→ Work to complete: Give the number of lines in the listing that hold the word "Enter". Write nothing but that number.

[Start of section]

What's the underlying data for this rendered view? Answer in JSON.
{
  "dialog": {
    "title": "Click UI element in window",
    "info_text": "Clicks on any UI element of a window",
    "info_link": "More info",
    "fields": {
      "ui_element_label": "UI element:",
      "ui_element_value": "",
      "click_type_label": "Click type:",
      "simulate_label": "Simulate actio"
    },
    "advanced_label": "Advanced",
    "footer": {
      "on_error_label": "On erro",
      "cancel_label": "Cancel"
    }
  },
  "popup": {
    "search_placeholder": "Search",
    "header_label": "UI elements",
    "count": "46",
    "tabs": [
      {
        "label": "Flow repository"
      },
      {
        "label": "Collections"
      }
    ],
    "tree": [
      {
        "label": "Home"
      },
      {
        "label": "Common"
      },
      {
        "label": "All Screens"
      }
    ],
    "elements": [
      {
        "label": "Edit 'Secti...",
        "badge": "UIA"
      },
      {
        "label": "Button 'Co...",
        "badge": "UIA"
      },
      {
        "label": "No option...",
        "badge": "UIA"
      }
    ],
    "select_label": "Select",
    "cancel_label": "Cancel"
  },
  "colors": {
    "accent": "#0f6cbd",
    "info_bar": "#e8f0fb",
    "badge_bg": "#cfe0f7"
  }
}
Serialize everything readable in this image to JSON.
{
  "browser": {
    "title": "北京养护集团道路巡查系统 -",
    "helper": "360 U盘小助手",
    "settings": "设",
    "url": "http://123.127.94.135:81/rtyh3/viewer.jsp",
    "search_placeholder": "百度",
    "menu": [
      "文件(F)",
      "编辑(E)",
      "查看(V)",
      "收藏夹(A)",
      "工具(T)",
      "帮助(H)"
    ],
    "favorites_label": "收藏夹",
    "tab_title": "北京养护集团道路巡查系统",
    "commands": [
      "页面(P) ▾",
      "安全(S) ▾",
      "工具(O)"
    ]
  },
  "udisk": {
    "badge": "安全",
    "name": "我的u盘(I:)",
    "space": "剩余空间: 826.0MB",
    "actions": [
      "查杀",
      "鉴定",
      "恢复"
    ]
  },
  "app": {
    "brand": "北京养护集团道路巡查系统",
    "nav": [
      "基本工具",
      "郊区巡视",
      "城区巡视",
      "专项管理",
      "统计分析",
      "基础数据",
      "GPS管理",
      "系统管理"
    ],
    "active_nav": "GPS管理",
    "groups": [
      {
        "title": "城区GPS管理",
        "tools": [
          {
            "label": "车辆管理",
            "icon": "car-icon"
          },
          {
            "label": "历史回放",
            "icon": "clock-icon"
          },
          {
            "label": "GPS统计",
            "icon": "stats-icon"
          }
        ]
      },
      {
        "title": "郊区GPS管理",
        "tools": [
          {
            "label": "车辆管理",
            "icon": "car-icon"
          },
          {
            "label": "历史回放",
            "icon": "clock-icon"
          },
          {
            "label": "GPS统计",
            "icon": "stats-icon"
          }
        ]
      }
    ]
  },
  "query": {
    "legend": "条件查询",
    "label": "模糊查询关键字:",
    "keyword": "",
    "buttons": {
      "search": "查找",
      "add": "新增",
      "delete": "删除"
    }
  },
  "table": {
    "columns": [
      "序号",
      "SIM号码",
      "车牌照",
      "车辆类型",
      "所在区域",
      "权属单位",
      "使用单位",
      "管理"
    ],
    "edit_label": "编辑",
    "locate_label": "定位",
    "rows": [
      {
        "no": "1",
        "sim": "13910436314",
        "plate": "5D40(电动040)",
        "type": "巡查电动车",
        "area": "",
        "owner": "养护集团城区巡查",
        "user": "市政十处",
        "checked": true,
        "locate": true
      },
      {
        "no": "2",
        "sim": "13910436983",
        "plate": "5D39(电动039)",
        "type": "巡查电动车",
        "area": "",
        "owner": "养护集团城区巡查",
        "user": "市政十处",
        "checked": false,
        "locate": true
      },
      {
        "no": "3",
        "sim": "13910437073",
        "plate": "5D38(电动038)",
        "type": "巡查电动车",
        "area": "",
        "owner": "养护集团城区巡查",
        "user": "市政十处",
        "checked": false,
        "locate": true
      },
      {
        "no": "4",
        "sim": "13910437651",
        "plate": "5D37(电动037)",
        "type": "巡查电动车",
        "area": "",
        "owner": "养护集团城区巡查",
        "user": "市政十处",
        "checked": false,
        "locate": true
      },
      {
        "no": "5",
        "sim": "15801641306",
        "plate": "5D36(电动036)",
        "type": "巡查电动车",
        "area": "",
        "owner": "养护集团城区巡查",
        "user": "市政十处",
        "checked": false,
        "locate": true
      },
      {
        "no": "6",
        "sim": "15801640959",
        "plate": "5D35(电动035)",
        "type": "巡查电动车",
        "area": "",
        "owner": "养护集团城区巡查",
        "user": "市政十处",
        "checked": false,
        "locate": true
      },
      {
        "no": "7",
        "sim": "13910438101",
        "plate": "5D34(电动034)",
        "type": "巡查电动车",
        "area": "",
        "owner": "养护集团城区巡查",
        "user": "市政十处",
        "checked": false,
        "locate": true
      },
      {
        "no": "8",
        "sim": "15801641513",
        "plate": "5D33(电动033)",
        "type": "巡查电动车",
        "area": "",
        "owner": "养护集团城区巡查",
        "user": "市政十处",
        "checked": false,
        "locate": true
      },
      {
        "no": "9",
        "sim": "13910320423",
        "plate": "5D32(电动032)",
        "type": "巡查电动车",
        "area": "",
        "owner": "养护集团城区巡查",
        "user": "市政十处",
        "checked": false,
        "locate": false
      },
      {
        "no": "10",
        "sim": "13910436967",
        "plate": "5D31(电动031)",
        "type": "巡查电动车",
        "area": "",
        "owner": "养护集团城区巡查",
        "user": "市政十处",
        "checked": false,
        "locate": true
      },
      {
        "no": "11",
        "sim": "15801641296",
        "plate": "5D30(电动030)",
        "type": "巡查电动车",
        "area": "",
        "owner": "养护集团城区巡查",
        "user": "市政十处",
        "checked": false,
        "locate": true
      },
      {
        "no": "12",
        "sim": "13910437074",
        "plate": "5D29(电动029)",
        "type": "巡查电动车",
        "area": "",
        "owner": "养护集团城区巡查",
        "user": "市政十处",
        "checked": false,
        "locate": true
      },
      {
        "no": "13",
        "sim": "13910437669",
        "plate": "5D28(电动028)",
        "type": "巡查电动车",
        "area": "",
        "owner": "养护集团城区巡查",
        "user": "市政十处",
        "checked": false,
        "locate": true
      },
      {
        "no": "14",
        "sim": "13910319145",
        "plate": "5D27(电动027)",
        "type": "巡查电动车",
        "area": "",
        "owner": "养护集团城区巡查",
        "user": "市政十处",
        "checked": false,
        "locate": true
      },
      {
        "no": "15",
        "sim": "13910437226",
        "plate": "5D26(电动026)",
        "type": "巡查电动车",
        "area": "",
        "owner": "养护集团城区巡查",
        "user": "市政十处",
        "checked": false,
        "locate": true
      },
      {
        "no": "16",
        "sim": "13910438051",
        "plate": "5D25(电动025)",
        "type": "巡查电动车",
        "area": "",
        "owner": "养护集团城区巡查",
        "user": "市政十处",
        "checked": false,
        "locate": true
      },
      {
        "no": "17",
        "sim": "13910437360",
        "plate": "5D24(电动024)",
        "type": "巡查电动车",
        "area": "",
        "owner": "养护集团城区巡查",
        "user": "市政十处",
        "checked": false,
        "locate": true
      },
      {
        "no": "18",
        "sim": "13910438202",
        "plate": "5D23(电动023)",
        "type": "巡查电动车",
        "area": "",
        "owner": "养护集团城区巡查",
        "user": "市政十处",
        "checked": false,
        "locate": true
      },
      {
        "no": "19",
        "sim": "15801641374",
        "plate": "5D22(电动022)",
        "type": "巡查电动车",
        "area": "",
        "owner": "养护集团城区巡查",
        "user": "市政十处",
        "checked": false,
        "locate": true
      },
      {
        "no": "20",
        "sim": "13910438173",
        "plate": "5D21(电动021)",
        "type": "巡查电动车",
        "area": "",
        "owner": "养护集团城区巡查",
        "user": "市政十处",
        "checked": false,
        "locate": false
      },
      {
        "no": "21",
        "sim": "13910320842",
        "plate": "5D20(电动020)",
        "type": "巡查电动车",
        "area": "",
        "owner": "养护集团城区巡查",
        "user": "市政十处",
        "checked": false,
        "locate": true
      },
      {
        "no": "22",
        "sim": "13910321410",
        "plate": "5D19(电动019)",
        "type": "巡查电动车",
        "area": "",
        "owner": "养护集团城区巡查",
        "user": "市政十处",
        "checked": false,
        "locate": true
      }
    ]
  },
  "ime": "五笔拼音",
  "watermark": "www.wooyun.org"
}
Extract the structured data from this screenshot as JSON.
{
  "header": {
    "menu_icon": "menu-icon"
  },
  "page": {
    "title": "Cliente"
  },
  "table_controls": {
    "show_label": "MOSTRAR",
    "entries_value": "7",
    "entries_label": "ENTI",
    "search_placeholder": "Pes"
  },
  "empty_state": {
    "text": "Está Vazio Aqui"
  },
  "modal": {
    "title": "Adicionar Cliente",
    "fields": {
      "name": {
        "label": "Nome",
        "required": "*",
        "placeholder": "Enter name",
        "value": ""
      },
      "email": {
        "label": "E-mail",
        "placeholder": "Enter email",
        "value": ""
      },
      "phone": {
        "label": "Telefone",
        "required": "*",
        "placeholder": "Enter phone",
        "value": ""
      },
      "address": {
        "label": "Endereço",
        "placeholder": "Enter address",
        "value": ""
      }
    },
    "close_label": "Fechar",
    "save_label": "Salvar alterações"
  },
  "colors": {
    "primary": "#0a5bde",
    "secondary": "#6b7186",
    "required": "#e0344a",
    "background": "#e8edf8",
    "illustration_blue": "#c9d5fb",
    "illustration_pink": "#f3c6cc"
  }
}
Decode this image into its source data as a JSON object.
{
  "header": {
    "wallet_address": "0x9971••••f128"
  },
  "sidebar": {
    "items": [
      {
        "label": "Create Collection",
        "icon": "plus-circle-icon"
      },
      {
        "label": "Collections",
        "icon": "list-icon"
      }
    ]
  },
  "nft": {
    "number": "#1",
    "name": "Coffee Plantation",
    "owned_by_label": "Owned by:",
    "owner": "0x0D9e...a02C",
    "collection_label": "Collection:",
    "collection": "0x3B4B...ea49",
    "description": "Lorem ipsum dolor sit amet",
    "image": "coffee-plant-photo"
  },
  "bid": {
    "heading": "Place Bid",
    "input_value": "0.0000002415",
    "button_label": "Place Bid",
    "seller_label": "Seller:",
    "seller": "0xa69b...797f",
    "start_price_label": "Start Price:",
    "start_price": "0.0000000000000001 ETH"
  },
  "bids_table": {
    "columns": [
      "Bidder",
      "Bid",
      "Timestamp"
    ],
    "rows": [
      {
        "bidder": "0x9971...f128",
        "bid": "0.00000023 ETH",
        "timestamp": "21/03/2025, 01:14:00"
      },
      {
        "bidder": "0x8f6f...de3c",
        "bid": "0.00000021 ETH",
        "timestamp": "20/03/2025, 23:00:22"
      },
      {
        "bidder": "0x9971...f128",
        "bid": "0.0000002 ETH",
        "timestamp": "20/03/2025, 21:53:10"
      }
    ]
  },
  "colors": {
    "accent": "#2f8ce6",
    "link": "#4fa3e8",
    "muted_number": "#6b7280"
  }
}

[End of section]

→ Written response: 4